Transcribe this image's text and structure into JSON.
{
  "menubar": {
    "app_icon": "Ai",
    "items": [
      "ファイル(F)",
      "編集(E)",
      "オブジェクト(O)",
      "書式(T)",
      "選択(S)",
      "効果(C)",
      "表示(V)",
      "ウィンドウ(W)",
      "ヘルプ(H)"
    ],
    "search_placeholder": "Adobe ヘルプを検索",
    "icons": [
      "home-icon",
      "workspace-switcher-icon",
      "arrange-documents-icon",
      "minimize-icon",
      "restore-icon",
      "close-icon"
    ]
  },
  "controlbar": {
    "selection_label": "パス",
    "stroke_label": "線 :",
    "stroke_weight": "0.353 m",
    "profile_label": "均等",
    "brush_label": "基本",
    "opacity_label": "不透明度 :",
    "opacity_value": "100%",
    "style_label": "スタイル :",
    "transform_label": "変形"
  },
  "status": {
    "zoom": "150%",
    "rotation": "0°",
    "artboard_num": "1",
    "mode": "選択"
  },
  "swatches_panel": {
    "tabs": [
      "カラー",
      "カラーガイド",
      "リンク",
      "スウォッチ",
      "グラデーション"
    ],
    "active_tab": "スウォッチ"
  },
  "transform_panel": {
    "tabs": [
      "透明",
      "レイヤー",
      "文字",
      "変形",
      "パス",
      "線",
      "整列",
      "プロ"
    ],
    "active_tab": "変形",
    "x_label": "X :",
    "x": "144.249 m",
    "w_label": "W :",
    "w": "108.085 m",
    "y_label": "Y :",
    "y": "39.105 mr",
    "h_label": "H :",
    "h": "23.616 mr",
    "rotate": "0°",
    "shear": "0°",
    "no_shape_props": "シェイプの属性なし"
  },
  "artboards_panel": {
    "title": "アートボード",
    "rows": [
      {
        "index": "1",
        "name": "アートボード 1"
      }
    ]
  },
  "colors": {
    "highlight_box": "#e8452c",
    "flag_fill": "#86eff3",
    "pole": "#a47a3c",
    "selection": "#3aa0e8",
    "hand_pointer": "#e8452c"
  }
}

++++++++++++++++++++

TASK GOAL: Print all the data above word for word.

EXERCISE OUTPUT:
Transcribe this image's text and structure into JSON.
{
  "menubar": {
    "app_icon": "Ai",
    "items": [
      "ファイル(F)",
      "編集(E)",
      "オブジェクト(O)",
      "書式(T)",
      "選択(S)",
      "効果(C)",
      "表示(V)",
      "ウィンドウ(W)",
      "ヘルプ(H)"
    ],
    "search_placeholder": "Adobe ヘルプを検索",
    "icons": [
      "home-icon",
      "workspace-switcher-icon",
      "arrange-documents-icon",
      "minimize-icon",
      "restore-icon",
      "close-icon"
    ]
  },
  "controlbar": {
    "selection_label": "パス",
    "stroke_label": "線 :",
    "stroke_weight": "0.353 m",
    "profile_label": "均等",
    "brush_label": "基本",
    "opacity_label": "不透明度 :",
    "opacity_value": "100%",
    "style_label": "スタイル :",
    "transform_label": "変形"
  },
  "status": {
    "zoom": "150%",
    "rotation": "0°",
    "artboard_num": "1",
    "mode": "選択"
  },
  "swatches_panel": {
    "tabs": [
      "カラー",
      "カラーガイド",
      "リンク",
      "スウォッチ",
      "グラデーション"
    ],
    "active_tab": "スウォッチ"
  },
  "transform_panel": {
    "tabs": [
      "透明",
      "レイヤー",
      "文字",
      "変形",
      "パス",
      "線",
      "整列",
      "プロ"
    ],
    "active_tab": "変形",
    "x_label": "X :",
    "x": "144.249 m",
    "w_label": "W :",
    "w": "108.085 m",
    "y_label": "Y :",
    "y": "39.105 mr",
    "h_label": "H :",
    "h": "23.616 mr",
    "rotate": "0°",
    "shear": "0°",
    "no_shape_props": "シェイプの属性なし"
  },
  "artboards_panel": {
    "title": "アートボード",
    "rows": [
      {
        "index": "1",
        "name": "アートボード 1"
      }
    ]
  },
  "colors": {
    "highlight_box": "#e8452c",
    "flag_fill": "#86eff3",
    "pole": "#a47a3c",
    "selection": "#3aa0e8",
    "hand_pointer": "#e8452c"
  }
}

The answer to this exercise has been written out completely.